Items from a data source
——

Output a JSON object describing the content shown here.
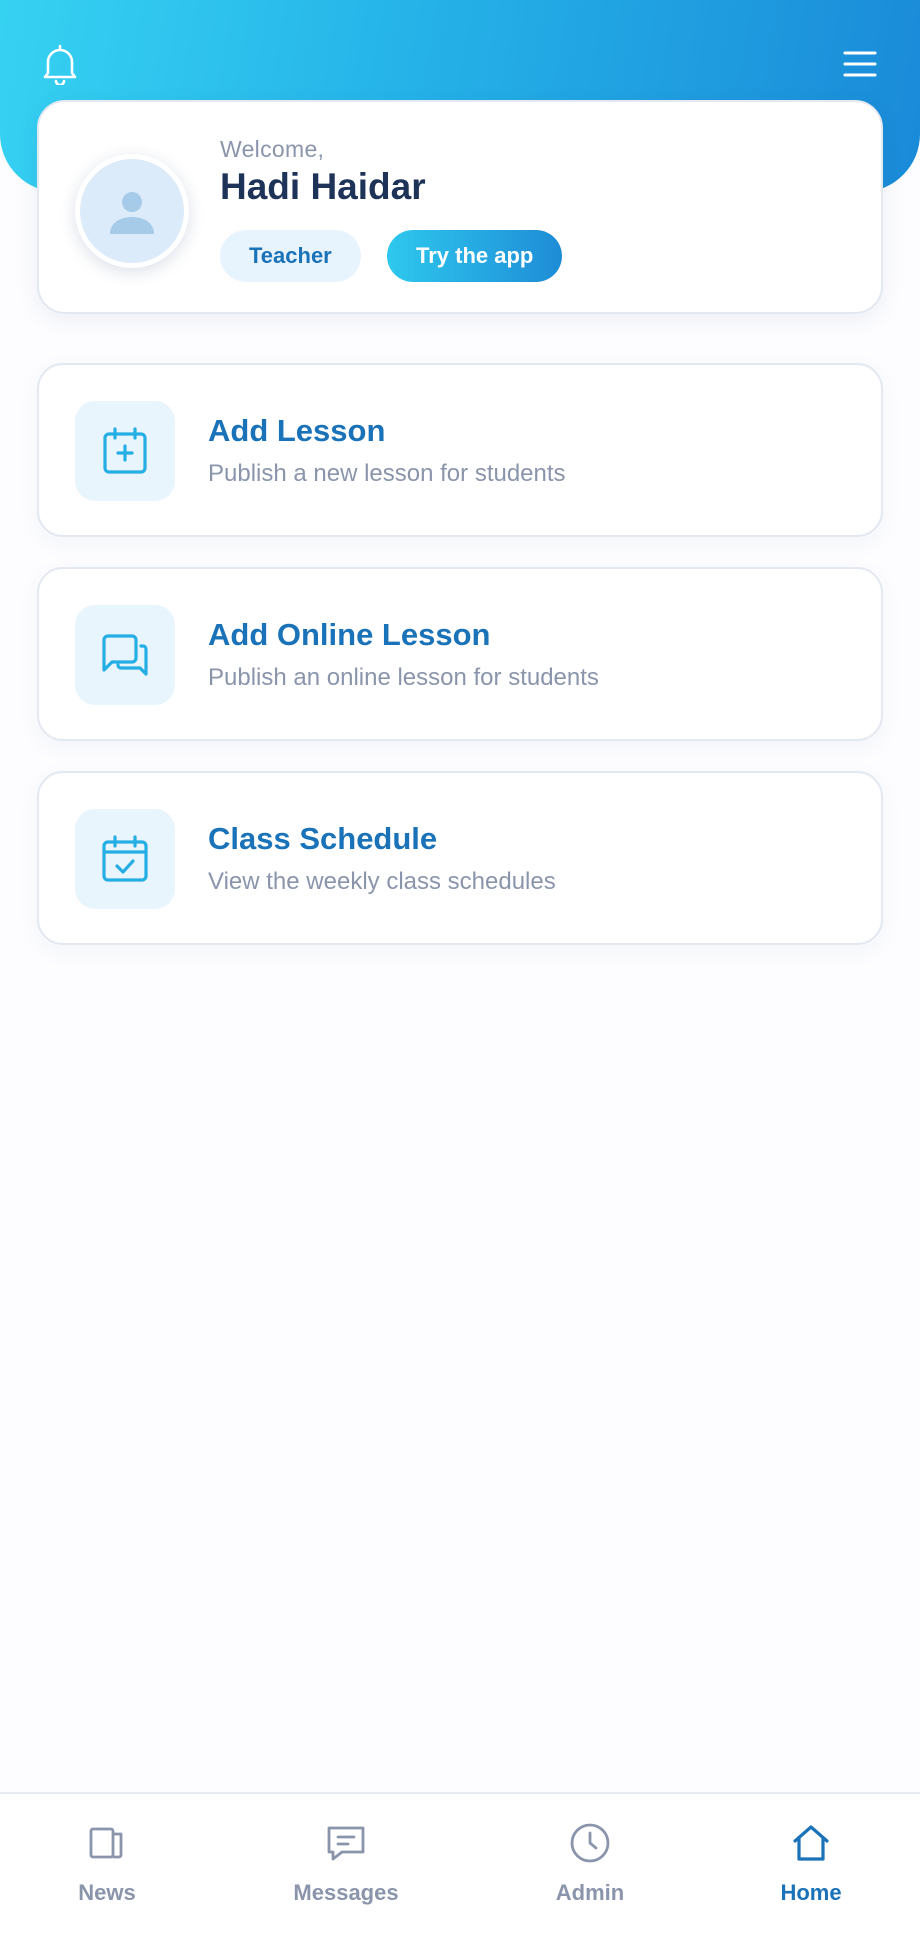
{
  "header": {
    "bell_icon": "bell-icon",
    "menu_icon": "hamburger-menu-icon"
  },
  "welcome": {
    "greeting": "Welcome,",
    "name": "Hadi Haidar",
    "role": "Teacher",
    "cta": "Try the app",
    "avatar_icon": "user-avatar-icon"
  },
  "actions": [
    {
      "title": "Add Lesson",
      "description": "Publish a new lesson for students",
      "icon": "calendar-plus-icon"
    },
    {
      "title": "Add Online Lesson",
      "description": "Publish an online lesson for students",
      "icon": "chat-bubbles-icon"
    },
    {
      "title": "Class Schedule",
      "description": "View the weekly class schedules",
      "icon": "calendar-check-icon"
    }
  ],
  "nav": {
    "items": [
      {
        "label": "News",
        "icon": "news-icon",
        "active": false
      },
      {
        "label": "Messages",
        "icon": "message-icon",
        "active": false
      },
      {
        "label": "Admin",
        "icon": "clock-icon",
        "active": false
      },
      {
        "label": "Home",
        "icon": "home-icon",
        "active": true
      }
    ]
  },
  "colors": {
    "accent": "#1a72b8",
    "header_gradient_start": "#36d2f2",
    "header_gradient_end": "#1a8ad8",
    "muted_text": "#8a95ab",
    "name_text": "#1e3358"
  }
}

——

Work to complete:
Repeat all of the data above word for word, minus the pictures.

Output:
Output a JSON object describing the content shown here.
{
  "header": {
    "bell_icon": "bell-icon",
    "menu_icon": "hamburger-menu-icon"
  },
  "welcome": {
    "greeting": "Welcome,",
    "name": "Hadi Haidar",
    "role": "Teacher",
    "cta": "Try the app",
    "avatar_icon": "user-avatar-icon"
  },
  "actions": [
    {
      "title": "Add Lesson",
      "description": "Publish a new lesson for students",
      "icon": "calendar-plus-icon"
    },
    {
      "title": "Add Online Lesson",
      "description": "Publish an online lesson for students",
      "icon": "chat-bubbles-icon"
    },
    {
      "title": "Class Schedule",
      "description": "View the weekly class schedules",
      "icon": "calendar-check-icon"
    }
  ],
  "nav": {
    "items": [
      {
        "label": "News",
        "icon": "news-icon",
        "active": false
      },
      {
        "label": "Messages",
        "icon": "message-icon",
        "active": false
      },
      {
        "label": "Admin",
        "icon": "clock-icon",
        "active": false
      },
      {
        "label": "Home",
        "icon": "home-icon",
        "active": true
      }
    ]
  },
  "colors": {
    "accent": "#1a72b8",
    "header_gradient_start": "#36d2f2",
    "header_gradient_end": "#1a8ad8",
    "muted_text": "#8a95ab",
    "name_text": "#1e3358"
  }
}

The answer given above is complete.